In practice, this means that everyone is keeping an eye on who controls what, and where they might try to expand to or shore up. It’s a way to stay invested during downtime.
Cons to El Grande
I’ve encountered two, and while I’d consider both minor, they’re both worth mentioning.
The first is that lower player counts make the board seem more remote and potentially more cutthroat. The sweet spot is likely at 4-5P. However, at 5P, there can be downtime that’s a bit too long, especially if you have thoughtful (see also: AP-prone) players. Neither is a big deal, but both could be a small deal for some groups.
Second, I’ve never seen a leader run away with the game due to the self-balancing nature of the game. But I have seen 1-2 players fall far enough behind that they’re left with little hope of winning going into the final three rounds. This is a long enough game that this can be a problem. I don’t mind using that time to figure out what I could have done differently, but for some, it may just be time spent waiting for the game to end.
A Note on the Big Box Version
I have read through the expansions in the Big Box and frankly have no desire to use them. The game is fine as-is. However, the Big Box is currently the only version of the game I’ve found that’s in print. Many who I’ve seen talk about this game think that the expansions aren’t necessary. So you may have to pay for stuff you don’t need.
The Big Box is also gigantic, and I really wish it didn’t make the game look so intimidating. People think I’m trying to pitch them a much more intimidating game when I suggest playing it. The sheer size of the box has undoubtedly meant I play it less. It’s a minor inconvenience, but I would have appreciated a non-expansion reprint.
El Grande – Conclusions
El Grande doesn’t really show its age for me. Or rather, it might, but only because it remains more focused than many it inspired. Area control now usually means direct combat and/or hybrid mechanics in addition to the central control elements. El Grande lacks these things, so it—somewhat ironically—fills a weird, underrepresented niche in the genre, despite being the forefather of many modern games.
I also didn’t talk much about it seems almost austere at times compared to many games. This is a feature, though, not a bug. You will have fewer actions than you’re used to taking in such games, but each one can be a potentially momentous decision. “Streamlined” is an overused term in gaming, but I think it applies here. El Grande is the decluttered version of numerous games that I’ve played in recent years, and it’s better off for that fact.
As evidenced by its rating on Board Game Geek, this remains a well-regarded classic that has stood the test of time. Even as stalwarts like Carcassone and Pandemic have fallen out of the top 100, this has held on. That won’t last forever, of course, but it’s still a bit remarkable.
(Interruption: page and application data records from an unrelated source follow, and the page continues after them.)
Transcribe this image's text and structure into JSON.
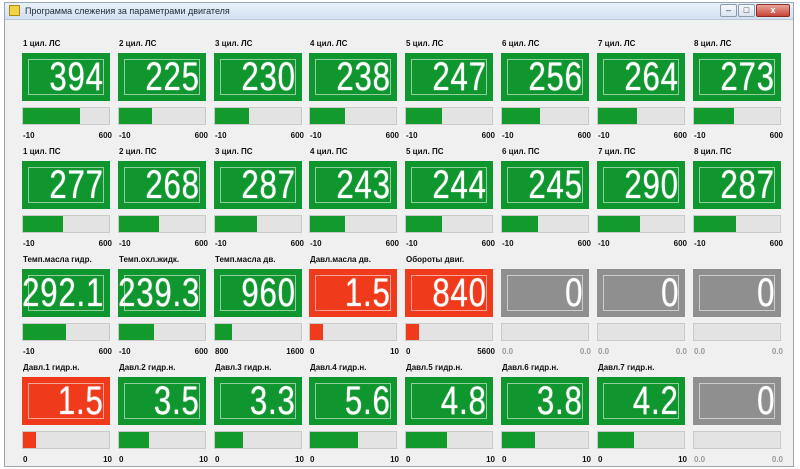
{
  "window": {
    "title": "Программа слежения за параметрами двигателя",
    "min_label": "–",
    "max_label": "□",
    "close_label": "x"
  },
  "colors": {
    "normal": "#0f962e",
    "alarm": "#f03a1c",
    "inactive": "#8f8f8f",
    "bar_fill": "#139a2d",
    "bar_fill_alarm": "#f03a1c"
  },
  "rows": [
    [
      {
        "label": "1 цил. ЛС",
        "value": "394",
        "min": "-10",
        "max": "600",
        "status": "normal",
        "level": 0.66
      },
      {
        "label": "2 цил. ЛС",
        "value": "225",
        "min": "-10",
        "max": "600",
        "status": "normal",
        "level": 0.38
      },
      {
        "label": "3 цил. ЛС",
        "value": "230",
        "min": "-10",
        "max": "600",
        "status": "normal",
        "level": 0.39
      },
      {
        "label": "4 цил. ЛС",
        "value": "238",
        "min": "-10",
        "max": "600",
        "status": "normal",
        "level": 0.41
      },
      {
        "label": "5 цил. ЛС",
        "value": "247",
        "min": "-10",
        "max": "600",
        "status": "normal",
        "level": 0.42
      },
      {
        "label": "6 цил. ЛС",
        "value": "256",
        "min": "-10",
        "max": "600",
        "status": "normal",
        "level": 0.44
      },
      {
        "label": "7 цил. ЛС",
        "value": "264",
        "min": "-10",
        "max": "600",
        "status": "normal",
        "level": 0.45
      },
      {
        "label": "8 цил. ЛС",
        "value": "273",
        "min": "-10",
        "max": "600",
        "status": "normal",
        "level": 0.46
      }
    ],
    [
      {
        "label": "1 цил. ПС",
        "value": "277",
        "min": "-10",
        "max": "600",
        "status": "normal",
        "level": 0.47
      },
      {
        "label": "2 цил. ПС",
        "value": "268",
        "min": "-10",
        "max": "600",
        "status": "normal",
        "level": 0.46
      },
      {
        "label": "3 цил. ПС",
        "value": "287",
        "min": "-10",
        "max": "600",
        "status": "normal",
        "level": 0.49
      },
      {
        "label": "4 цил. ПС",
        "value": "243",
        "min": "-10",
        "max": "600",
        "status": "normal",
        "level": 0.41
      },
      {
        "label": "5 цил. ПС",
        "value": "244",
        "min": "-10",
        "max": "600",
        "status": "normal",
        "level": 0.42
      },
      {
        "label": "6 цил. ПС",
        "value": "245",
        "min": "-10",
        "max": "600",
        "status": "normal",
        "level": 0.42
      },
      {
        "label": "7 цил. ПС",
        "value": "290",
        "min": "-10",
        "max": "600",
        "status": "normal",
        "level": 0.49
      },
      {
        "label": "8 цил. ПС",
        "value": "287",
        "min": "-10",
        "max": "600",
        "status": "normal",
        "level": 0.49
      }
    ],
    [
      {
        "label": "Темп.масла гидр.",
        "value": "292.1",
        "min": "-10",
        "max": "600",
        "status": "normal",
        "level": 0.5
      },
      {
        "label": "Темп.охл.жидк.",
        "value": "239.3",
        "min": "-10",
        "max": "600",
        "status": "normal",
        "level": 0.41
      },
      {
        "label": "Темп.масла дв.",
        "value": "960",
        "min": "800",
        "max": "1600",
        "status": "normal",
        "level": 0.2
      },
      {
        "label": "Давл.масла дв.",
        "value": "1.5",
        "min": "0",
        "max": "10",
        "status": "alarm",
        "level": 0.15
      },
      {
        "label": "Обороты двиг.",
        "value": "840",
        "min": "0",
        "max": "5600",
        "status": "alarm",
        "level": 0.15
      },
      {
        "label": "",
        "value": "0",
        "min": "0.0",
        "max": "0.0",
        "status": "inactive",
        "level": 0
      },
      {
        "label": "",
        "value": "0",
        "min": "0.0",
        "max": "0.0",
        "status": "inactive",
        "level": 0
      },
      {
        "label": "",
        "value": "0",
        "min": "0.0",
        "max": "0.0",
        "status": "inactive",
        "level": 0
      }
    ],
    [
      {
        "label": "Давл.1 гидр.н.",
        "value": "1.5",
        "min": "0",
        "max": "10",
        "status": "alarm",
        "level": 0.15
      },
      {
        "label": "Давл.2 гидр.н.",
        "value": "3.5",
        "min": "0",
        "max": "10",
        "status": "normal",
        "level": 0.35
      },
      {
        "label": "Давл.3 гидр.н.",
        "value": "3.3",
        "min": "0",
        "max": "10",
        "status": "normal",
        "level": 0.33
      },
      {
        "label": "Давл.4 гидр.н.",
        "value": "5.6",
        "min": "0",
        "max": "10",
        "status": "normal",
        "level": 0.56
      },
      {
        "label": "Давл.5 гидр.н.",
        "value": "4.8",
        "min": "0",
        "max": "10",
        "status": "normal",
        "level": 0.48
      },
      {
        "label": "Давл.6 гидр.н.",
        "value": "3.8",
        "min": "0",
        "max": "10",
        "status": "normal",
        "level": 0.38
      },
      {
        "label": "Давл.7 гидр.н.",
        "value": "4.2",
        "min": "0",
        "max": "10",
        "status": "normal",
        "level": 0.42
      },
      {
        "label": "",
        "value": "0",
        "min": "0.0",
        "max": "0.0",
        "status": "inactive",
        "level": 0
      }
    ]
  ]
}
More than anything, though, El Grande feels big and satisfying to me. I love pushing my Caballeros around and trying to out-maneuver my opponents. It’s not without some marginal flaws, but if you enjoy area control, El Grande is a three course, home-cooked holiday meal that will have you loosening your belt and snoring contentedly on the family couch once you’re done.